#### Record excerpts ####

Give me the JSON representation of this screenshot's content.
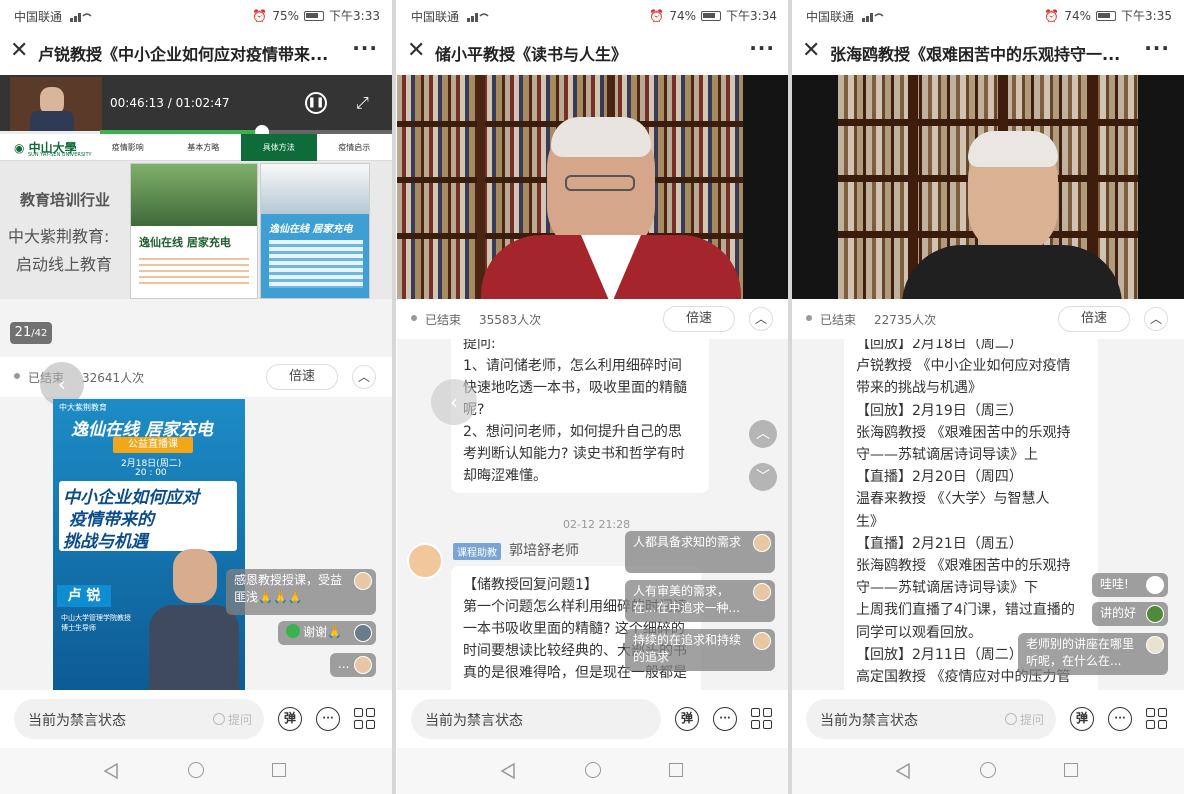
{
  "phones": [
    {
      "status": {
        "carrier": "中国联通",
        "battery": "75%",
        "time": "下午3:33"
      },
      "title": "卢锐教授《中小企业如何应对疫情带来...",
      "video": {
        "time": "00:46:13 / 01:02:47",
        "progress": 0.74,
        "logo": "中山大學",
        "logo_en": "SUN YAT-SEN UNIVERSITY",
        "tabs": [
          "疫情影响",
          "基本方略",
          "具体方法",
          "疫情启示"
        ],
        "active_tab": 2,
        "slide_heading": "教育培训行业",
        "slide_lines": [
          "中大紫荆教育:",
          "启动线上教育"
        ],
        "page_num": "21",
        "page_total": "/42",
        "poster1": "逸仙在线 居家充电",
        "poster2": "逸仙在线 居家充电"
      },
      "info": {
        "ended": "已结束",
        "viewers": "32641人次",
        "speed": "倍速"
      },
      "poster": {
        "brand": "中大紫荆教育",
        "headline": "逸仙在线 居家充电",
        "sub": "公益直播课",
        "date": "2月18日(周二)",
        "hour": "20 : 00",
        "topic_lines": [
          "中小企业如何应对",
          "疫情带来的",
          "挑战与机遇"
        ],
        "speaker": "卢 锐",
        "speaker_desc_lines": [
          "中山大学管理学院教授",
          "博士生导师"
        ]
      },
      "danmu": [
        {
          "text": "感恩教授授课，受益匪浅🙏🙏🙏"
        },
        {
          "text": "谢谢🙏"
        },
        {
          "text": "..."
        }
      ],
      "input": {
        "placeholder": "当前为禁言状态",
        "ask": "提问"
      }
    },
    {
      "status": {
        "carrier": "中国联通",
        "battery": "74%",
        "time": "下午3:34"
      },
      "title": "储小平教授《读书与人生》",
      "info": {
        "ended": "已结束",
        "viewers": "35583人次",
        "speed": "倍速"
      },
      "question_lines": [
        "提问:",
        "1、请问储老师，怎么利用细碎时间",
        "快速地吃透一本书，吸收里面的精髓",
        "呢?",
        "2、想问问老师，如何提升自己的思",
        "考判断认知能力? 读史书和哲学有时",
        "却晦涩难懂。"
      ],
      "timestamp": "02-12 21:28",
      "assistant_badge": "课程助教",
      "assistant_name": "郭培舒老师",
      "reply_lines": [
        "【储教授回复问题1】",
        "第一个问题怎么样利用细碎的时间读",
        "一本书吸收里面的精髓? 这个细碎的",
        "时间要想读比较经典的、大部头的书",
        "真的是很难得哈，但是现在一般都是"
      ],
      "danmu": [
        {
          "text": "人都具备求知的需求"
        },
        {
          "text": "人有审美的需求，在...在中追求一种..."
        },
        {
          "text": "持续的在追求和持续的追求"
        }
      ],
      "input": {
        "placeholder": "当前为禁言状态"
      }
    },
    {
      "status": {
        "carrier": "中国联通",
        "battery": "74%",
        "time": "下午3:35"
      },
      "title": "张海鸥教授《艰难困苦中的乐观持守一...",
      "info": {
        "ended": "已结束",
        "viewers": "22735人次",
        "speed": "倍速"
      },
      "schedule_lines": [
        "【回放】2月18日（周二）",
        "卢锐教授 《中小企业如何应对疫情",
        "带来的挑战与机遇》",
        "【回放】2月19日（周三）",
        "张海鸥教授 《艰难困苦中的乐观持",
        "守——苏轼谪居诗词导读》上",
        "【直播】2月20日（周四）",
        "温春来教授 《〈大学〉与智慧人",
        "生》",
        "【直播】2月21日（周五）",
        "张海鸥教授 《艰难困苦中的乐观持",
        "守——苏轼谪居诗词导读》下",
        "上周我们直播了4门课，错过直播的",
        "同学可以观看回放。",
        "【回放】2月11日（周二）",
        "高定国教授 《疫情应对中的压力管"
      ],
      "danmu": [
        {
          "text": "哇哇!"
        },
        {
          "text": "讲的好"
        },
        {
          "text": "老师别的讲座在哪里听呢，在什么在..."
        }
      ],
      "input": {
        "placeholder": "当前为禁言状态",
        "ask": "提问"
      }
    }
  ],
  "common": {
    "danmu_btn": "弹"
  }
}
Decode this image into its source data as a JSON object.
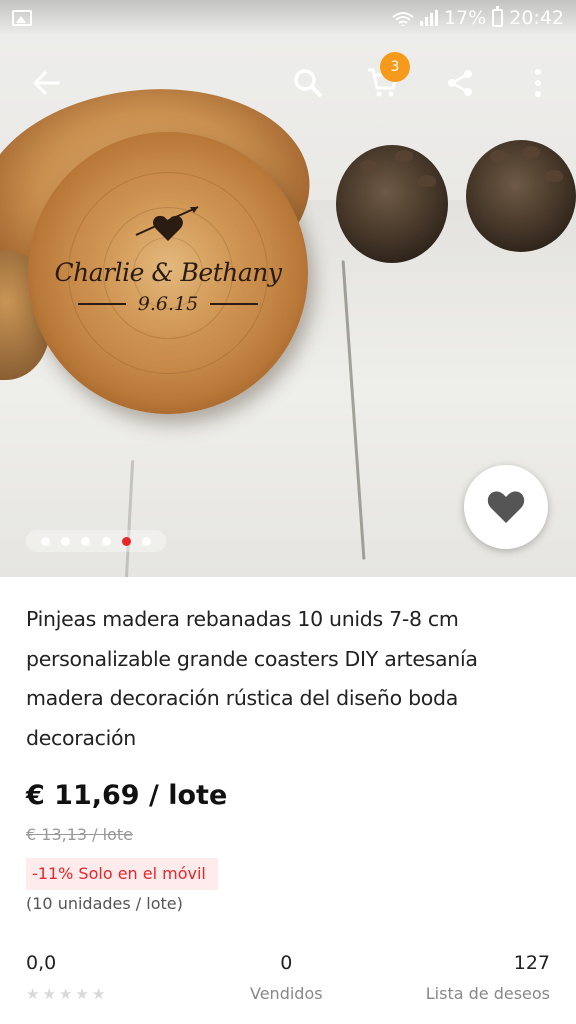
{
  "status_bar": {
    "battery": "17%",
    "time": "20:42"
  },
  "toolbar": {
    "icons": [
      "back-arrow-icon",
      "search-icon",
      "cart-icon",
      "share-icon",
      "more-vert-icon"
    ],
    "cart_count": "3"
  },
  "image": {
    "engraving_names": "Charlie & Bethany",
    "engraving_date": "9.6.15",
    "carousel_dots": 6,
    "carousel_active_index": 4
  },
  "product": {
    "title": "Pinjeas madera rebanadas 10 unids 7-8 cm personalizable grande coasters DIY artesanía madera decoración rústica del diseño boda decoración",
    "price": "€ 11,69 / lote",
    "old_price": "€ 13,13 / lote",
    "promo": "-11% Solo en el móvil",
    "units": "(10 unidades / lote)"
  },
  "stats": {
    "rating_value": "0,0",
    "rating_stars": 0,
    "sold_value": "0",
    "sold_label": "Vendidos",
    "wishlist_value": "127",
    "wishlist_label": "Lista de deseos"
  },
  "colors": {
    "accent_red": "#e8262b",
    "badge_orange": "#f59a1b"
  }
}
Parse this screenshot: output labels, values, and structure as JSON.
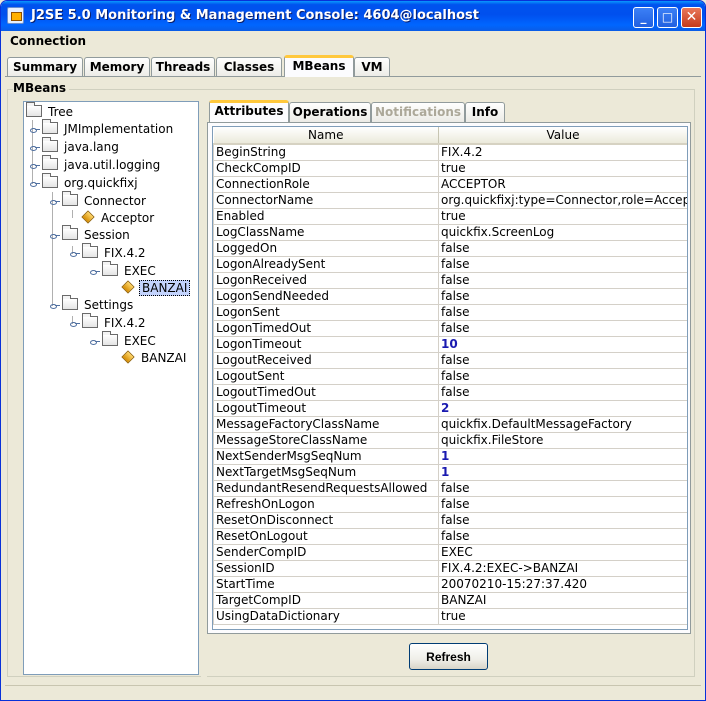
{
  "window": {
    "title": "J2SE 5.0 Monitoring & Management Console: 4604@localhost",
    "controls": {
      "minimize": "_",
      "maximize": "□",
      "close": "✕"
    }
  },
  "menu": {
    "items": [
      {
        "label": "Connection"
      }
    ]
  },
  "tabs": [
    {
      "label": "Summary",
      "active": false
    },
    {
      "label": "Memory",
      "active": false
    },
    {
      "label": "Threads",
      "active": false
    },
    {
      "label": "Classes",
      "active": false
    },
    {
      "label": "MBeans",
      "active": true
    },
    {
      "label": "VM",
      "active": false
    }
  ],
  "mbeans": {
    "section_label": "MBeans",
    "tree": {
      "root": "Tree",
      "nodes": [
        {
          "label": "JMImplementation",
          "icon": "folder-icon",
          "depth": 1
        },
        {
          "label": "java.lang",
          "icon": "folder-icon",
          "depth": 1
        },
        {
          "label": "java.util.logging",
          "icon": "folder-icon",
          "depth": 1
        },
        {
          "label": "org.quickfixj",
          "icon": "folder-icon",
          "depth": 1
        },
        {
          "label": "Connector",
          "icon": "folder-icon",
          "depth": 2
        },
        {
          "label": "Acceptor",
          "icon": "mbean-icon",
          "depth": 3
        },
        {
          "label": "Session",
          "icon": "folder-icon",
          "depth": 2
        },
        {
          "label": "FIX.4.2",
          "icon": "folder-icon",
          "depth": 3
        },
        {
          "label": "EXEC",
          "icon": "folder-icon",
          "depth": 4
        },
        {
          "label": "BANZAI",
          "icon": "mbean-icon",
          "depth": 5,
          "selected": true
        },
        {
          "label": "Settings",
          "icon": "folder-icon",
          "depth": 2
        },
        {
          "label": "FIX.4.2",
          "icon": "folder-icon",
          "depth": 3
        },
        {
          "label": "EXEC",
          "icon": "folder-icon",
          "depth": 4
        },
        {
          "label": "BANZAI",
          "icon": "mbean-icon",
          "depth": 5
        }
      ]
    },
    "subtabs": [
      {
        "label": "Attributes",
        "active": true,
        "enabled": true
      },
      {
        "label": "Operations",
        "active": false,
        "enabled": true
      },
      {
        "label": "Notifications",
        "active": false,
        "enabled": false
      },
      {
        "label": "Info",
        "active": false,
        "enabled": true
      }
    ],
    "attributes": {
      "columns": [
        "Name",
        "Value"
      ],
      "rows": [
        {
          "name": "BeginString",
          "value": "FIX.4.2",
          "numeric": false
        },
        {
          "name": "CheckCompID",
          "value": "true",
          "numeric": false
        },
        {
          "name": "ConnectionRole",
          "value": "ACCEPTOR",
          "numeric": false
        },
        {
          "name": "ConnectorName",
          "value": "org.quickfixj:type=Connector,role=Acceptor",
          "numeric": false
        },
        {
          "name": "Enabled",
          "value": "true",
          "numeric": false
        },
        {
          "name": "LogClassName",
          "value": "quickfix.ScreenLog",
          "numeric": false
        },
        {
          "name": "LoggedOn",
          "value": "false",
          "numeric": false
        },
        {
          "name": "LogonAlreadySent",
          "value": "false",
          "numeric": false
        },
        {
          "name": "LogonReceived",
          "value": "false",
          "numeric": false
        },
        {
          "name": "LogonSendNeeded",
          "value": "false",
          "numeric": false
        },
        {
          "name": "LogonSent",
          "value": "false",
          "numeric": false
        },
        {
          "name": "LogonTimedOut",
          "value": "false",
          "numeric": false
        },
        {
          "name": "LogonTimeout",
          "value": "10",
          "numeric": true
        },
        {
          "name": "LogoutReceived",
          "value": "false",
          "numeric": false
        },
        {
          "name": "LogoutSent",
          "value": "false",
          "numeric": false
        },
        {
          "name": "LogoutTimedOut",
          "value": "false",
          "numeric": false
        },
        {
          "name": "LogoutTimeout",
          "value": "2",
          "numeric": true
        },
        {
          "name": "MessageFactoryClassName",
          "value": "quickfix.DefaultMessageFactory",
          "numeric": false
        },
        {
          "name": "MessageStoreClassName",
          "value": "quickfix.FileStore",
          "numeric": false
        },
        {
          "name": "NextSenderMsgSeqNum",
          "value": "1",
          "numeric": true
        },
        {
          "name": "NextTargetMsgSeqNum",
          "value": "1",
          "numeric": true
        },
        {
          "name": "RedundantResendRequestsAllowed",
          "value": "false",
          "numeric": false
        },
        {
          "name": "RefreshOnLogon",
          "value": "false",
          "numeric": false
        },
        {
          "name": "ResetOnDisconnect",
          "value": "false",
          "numeric": false
        },
        {
          "name": "ResetOnLogout",
          "value": "false",
          "numeric": false
        },
        {
          "name": "SenderCompID",
          "value": "EXEC",
          "numeric": false
        },
        {
          "name": "SessionID",
          "value": "FIX.4.2:EXEC->BANZAI",
          "numeric": false
        },
        {
          "name": "StartTime",
          "value": "20070210-15:27:37.420",
          "numeric": false
        },
        {
          "name": "TargetCompID",
          "value": "BANZAI",
          "numeric": false
        },
        {
          "name": "UsingDataDictionary",
          "value": "true",
          "numeric": false
        }
      ]
    },
    "refresh_label": "Refresh"
  },
  "colors": {
    "titlebar": "#0054e3",
    "numeric_value": "#1a1ab0",
    "active_tab_accent": "#ffc83c",
    "selection": "#c3d3fd"
  }
}
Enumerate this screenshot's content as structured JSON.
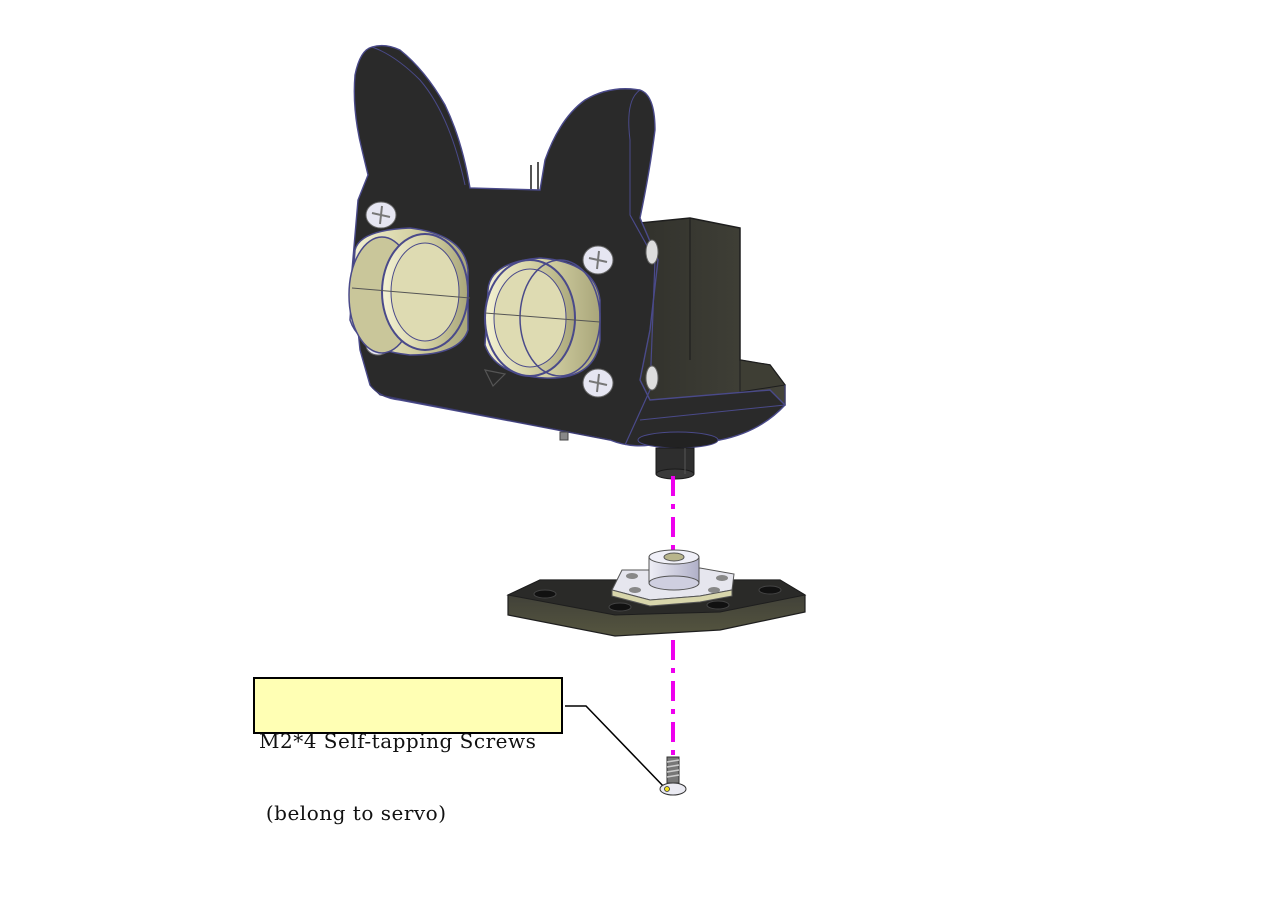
{
  "callout": {
    "line1": "M2*4 Self-tapping Screws",
    "line2": " (belong to servo)"
  },
  "colors": {
    "part_dark": "#2b2b2b",
    "part_edge": "#4a4a8a",
    "sensor_ring": "#d8d6ac",
    "screw_white": "#e8e8f4",
    "axis_line": "#ee00ee",
    "callout_fill": "#ffffb4"
  },
  "icons": [
    "ultrasonic-sensor-bracket",
    "servo-horn-plate",
    "self-tapping-screw",
    "assembly-axis-line",
    "leader-line"
  ]
}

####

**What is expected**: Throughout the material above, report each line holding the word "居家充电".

**Solution to the problem**:
        "poster1": "逸仙在线 居家充电",
        "poster2": "逸仙在线 居家充电"
        "headline": "逸仙在线 居家充电",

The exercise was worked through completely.